▶ **Task statement**:
Return every entry below without altering a word.
____
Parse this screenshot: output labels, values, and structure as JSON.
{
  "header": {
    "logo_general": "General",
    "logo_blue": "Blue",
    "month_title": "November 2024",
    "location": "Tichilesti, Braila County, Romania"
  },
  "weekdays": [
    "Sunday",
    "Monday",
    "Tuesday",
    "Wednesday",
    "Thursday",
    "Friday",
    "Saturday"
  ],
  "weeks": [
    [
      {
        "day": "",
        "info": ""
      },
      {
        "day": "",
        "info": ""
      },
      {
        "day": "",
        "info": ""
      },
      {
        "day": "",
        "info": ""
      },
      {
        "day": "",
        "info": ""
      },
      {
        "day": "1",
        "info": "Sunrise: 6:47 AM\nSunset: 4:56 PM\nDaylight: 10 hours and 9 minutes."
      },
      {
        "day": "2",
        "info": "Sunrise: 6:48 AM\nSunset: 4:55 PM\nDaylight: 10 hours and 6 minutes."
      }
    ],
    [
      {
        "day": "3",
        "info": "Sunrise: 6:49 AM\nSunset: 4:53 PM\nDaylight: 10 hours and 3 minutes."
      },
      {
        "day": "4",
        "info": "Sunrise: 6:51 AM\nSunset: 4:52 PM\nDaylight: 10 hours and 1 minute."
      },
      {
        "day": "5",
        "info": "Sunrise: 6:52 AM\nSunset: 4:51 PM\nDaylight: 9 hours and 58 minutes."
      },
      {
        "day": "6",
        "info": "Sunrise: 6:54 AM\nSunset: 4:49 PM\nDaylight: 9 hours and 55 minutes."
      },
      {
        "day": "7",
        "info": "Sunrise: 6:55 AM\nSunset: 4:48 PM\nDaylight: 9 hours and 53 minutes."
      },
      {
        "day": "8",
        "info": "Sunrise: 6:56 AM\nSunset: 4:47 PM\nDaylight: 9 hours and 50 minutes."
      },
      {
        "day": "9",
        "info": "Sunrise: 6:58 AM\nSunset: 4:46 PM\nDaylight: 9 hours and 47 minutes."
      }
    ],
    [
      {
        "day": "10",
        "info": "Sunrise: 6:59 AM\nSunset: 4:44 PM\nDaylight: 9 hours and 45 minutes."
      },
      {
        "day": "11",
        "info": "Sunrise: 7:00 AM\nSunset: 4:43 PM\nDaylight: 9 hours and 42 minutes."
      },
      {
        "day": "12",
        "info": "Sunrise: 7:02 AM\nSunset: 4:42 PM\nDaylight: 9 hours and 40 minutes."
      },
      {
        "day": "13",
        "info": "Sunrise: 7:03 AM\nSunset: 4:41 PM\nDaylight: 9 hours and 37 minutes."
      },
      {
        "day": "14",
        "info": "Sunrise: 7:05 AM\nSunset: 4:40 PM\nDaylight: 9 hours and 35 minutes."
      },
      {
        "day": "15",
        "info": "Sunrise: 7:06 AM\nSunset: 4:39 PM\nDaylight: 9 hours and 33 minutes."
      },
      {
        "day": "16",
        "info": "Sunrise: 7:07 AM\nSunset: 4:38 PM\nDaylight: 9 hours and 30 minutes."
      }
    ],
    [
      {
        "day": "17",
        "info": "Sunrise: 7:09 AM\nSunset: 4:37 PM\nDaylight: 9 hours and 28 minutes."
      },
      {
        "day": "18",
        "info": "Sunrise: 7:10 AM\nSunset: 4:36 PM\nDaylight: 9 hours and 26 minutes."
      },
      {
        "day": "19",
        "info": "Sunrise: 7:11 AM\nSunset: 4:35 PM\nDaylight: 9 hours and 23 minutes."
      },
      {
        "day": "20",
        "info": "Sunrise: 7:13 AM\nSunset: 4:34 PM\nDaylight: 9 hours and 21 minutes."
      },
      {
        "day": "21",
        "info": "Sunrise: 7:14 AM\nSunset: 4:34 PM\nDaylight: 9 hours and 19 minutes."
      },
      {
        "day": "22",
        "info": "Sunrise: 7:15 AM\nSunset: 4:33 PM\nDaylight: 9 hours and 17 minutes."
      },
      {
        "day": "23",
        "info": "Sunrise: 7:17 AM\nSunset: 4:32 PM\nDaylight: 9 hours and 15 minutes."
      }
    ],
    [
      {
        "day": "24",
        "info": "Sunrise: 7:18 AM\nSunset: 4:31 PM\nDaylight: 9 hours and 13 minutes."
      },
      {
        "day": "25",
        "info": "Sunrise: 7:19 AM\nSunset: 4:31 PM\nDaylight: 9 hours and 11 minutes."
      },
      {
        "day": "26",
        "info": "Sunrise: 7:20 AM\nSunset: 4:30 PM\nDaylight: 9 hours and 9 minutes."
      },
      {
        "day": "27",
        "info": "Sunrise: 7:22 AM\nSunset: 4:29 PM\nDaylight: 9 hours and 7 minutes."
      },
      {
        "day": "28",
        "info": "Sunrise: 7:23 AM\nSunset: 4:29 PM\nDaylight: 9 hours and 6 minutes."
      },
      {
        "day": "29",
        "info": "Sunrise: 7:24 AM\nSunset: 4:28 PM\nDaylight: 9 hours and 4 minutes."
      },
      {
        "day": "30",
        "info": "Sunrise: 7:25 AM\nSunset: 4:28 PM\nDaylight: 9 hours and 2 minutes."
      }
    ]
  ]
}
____
▶ **Expected output**:
Parse this screenshot: output labels, values, and structure as JSON.
{
  "header": {
    "logo_general": "General",
    "logo_blue": "Blue",
    "month_title": "November 2024",
    "location": "Tichilesti, Braila County, Romania"
  },
  "weekdays": [
    "Sunday",
    "Monday",
    "Tuesday",
    "Wednesday",
    "Thursday",
    "Friday",
    "Saturday"
  ],
  "weeks": [
    [
      {
        "day": "",
        "info": ""
      },
      {
        "day": "",
        "info": ""
      },
      {
        "day": "",
        "info": ""
      },
      {
        "day": "",
        "info": ""
      },
      {
        "day": "",
        "info": ""
      },
      {
        "day": "1",
        "info": "Sunrise: 6:47 AM\nSunset: 4:56 PM\nDaylight: 10 hours and 9 minutes."
      },
      {
        "day": "2",
        "info": "Sunrise: 6:48 AM\nSunset: 4:55 PM\nDaylight: 10 hours and 6 minutes."
      }
    ],
    [
      {
        "day": "3",
        "info": "Sunrise: 6:49 AM\nSunset: 4:53 PM\nDaylight: 10 hours and 3 minutes."
      },
      {
        "day": "4",
        "info": "Sunrise: 6:51 AM\nSunset: 4:52 PM\nDaylight: 10 hours and 1 minute."
      },
      {
        "day": "5",
        "info": "Sunrise: 6:52 AM\nSunset: 4:51 PM\nDaylight: 9 hours and 58 minutes."
      },
      {
        "day": "6",
        "info": "Sunrise: 6:54 AM\nSunset: 4:49 PM\nDaylight: 9 hours and 55 minutes."
      },
      {
        "day": "7",
        "info": "Sunrise: 6:55 AM\nSunset: 4:48 PM\nDaylight: 9 hours and 53 minutes."
      },
      {
        "day": "8",
        "info": "Sunrise: 6:56 AM\nSunset: 4:47 PM\nDaylight: 9 hours and 50 minutes."
      },
      {
        "day": "9",
        "info": "Sunrise: 6:58 AM\nSunset: 4:46 PM\nDaylight: 9 hours and 47 minutes."
      }
    ],
    [
      {
        "day": "10",
        "info": "Sunrise: 6:59 AM\nSunset: 4:44 PM\nDaylight: 9 hours and 45 minutes."
      },
      {
        "day": "11",
        "info": "Sunrise: 7:00 AM\nSunset: 4:43 PM\nDaylight: 9 hours and 42 minutes."
      },
      {
        "day": "12",
        "info": "Sunrise: 7:02 AM\nSunset: 4:42 PM\nDaylight: 9 hours and 40 minutes."
      },
      {
        "day": "13",
        "info": "Sunrise: 7:03 AM\nSunset: 4:41 PM\nDaylight: 9 hours and 37 minutes."
      },
      {
        "day": "14",
        "info": "Sunrise: 7:05 AM\nSunset: 4:40 PM\nDaylight: 9 hours and 35 minutes."
      },
      {
        "day": "15",
        "info": "Sunrise: 7:06 AM\nSunset: 4:39 PM\nDaylight: 9 hours and 33 minutes."
      },
      {
        "day": "16",
        "info": "Sunrise: 7:07 AM\nSunset: 4:38 PM\nDaylight: 9 hours and 30 minutes."
      }
    ],
    [
      {
        "day": "17",
        "info": "Sunrise: 7:09 AM\nSunset: 4:37 PM\nDaylight: 9 hours and 28 minutes."
      },
      {
        "day": "18",
        "info": "Sunrise: 7:10 AM\nSunset: 4:36 PM\nDaylight: 9 hours and 26 minutes."
      },
      {
        "day": "19",
        "info": "Sunrise: 7:11 AM\nSunset: 4:35 PM\nDaylight: 9 hours and 23 minutes."
      },
      {
        "day": "20",
        "info": "Sunrise: 7:13 AM\nSunset: 4:34 PM\nDaylight: 9 hours and 21 minutes."
      },
      {
        "day": "21",
        "info": "Sunrise: 7:14 AM\nSunset: 4:34 PM\nDaylight: 9 hours and 19 minutes."
      },
      {
        "day": "22",
        "info": "Sunrise: 7:15 AM\nSunset: 4:33 PM\nDaylight: 9 hours and 17 minutes."
      },
      {
        "day": "23",
        "info": "Sunrise: 7:17 AM\nSunset: 4:32 PM\nDaylight: 9 hours and 15 minutes."
      }
    ],
    [
      {
        "day": "24",
        "info": "Sunrise: 7:18 AM\nSunset: 4:31 PM\nDaylight: 9 hours and 13 minutes."
      },
      {
        "day": "25",
        "info": "Sunrise: 7:19 AM\nSunset: 4:31 PM\nDaylight: 9 hours and 11 minutes."
      },
      {
        "day": "26",
        "info": "Sunrise: 7:20 AM\nSunset: 4:30 PM\nDaylight: 9 hours and 9 minutes."
      },
      {
        "day": "27",
        "info": "Sunrise: 7:22 AM\nSunset: 4:29 PM\nDaylight: 9 hours and 7 minutes."
      },
      {
        "day": "28",
        "info": "Sunrise: 7:23 AM\nSunset: 4:29 PM\nDaylight: 9 hours and 6 minutes."
      },
      {
        "day": "29",
        "info": "Sunrise: 7:24 AM\nSunset: 4:28 PM\nDaylight: 9 hours and 4 minutes."
      },
      {
        "day": "30",
        "info": "Sunrise: 7:25 AM\nSunset: 4:28 PM\nDaylight: 9 hours and 2 minutes."
      }
    ]
  ]
}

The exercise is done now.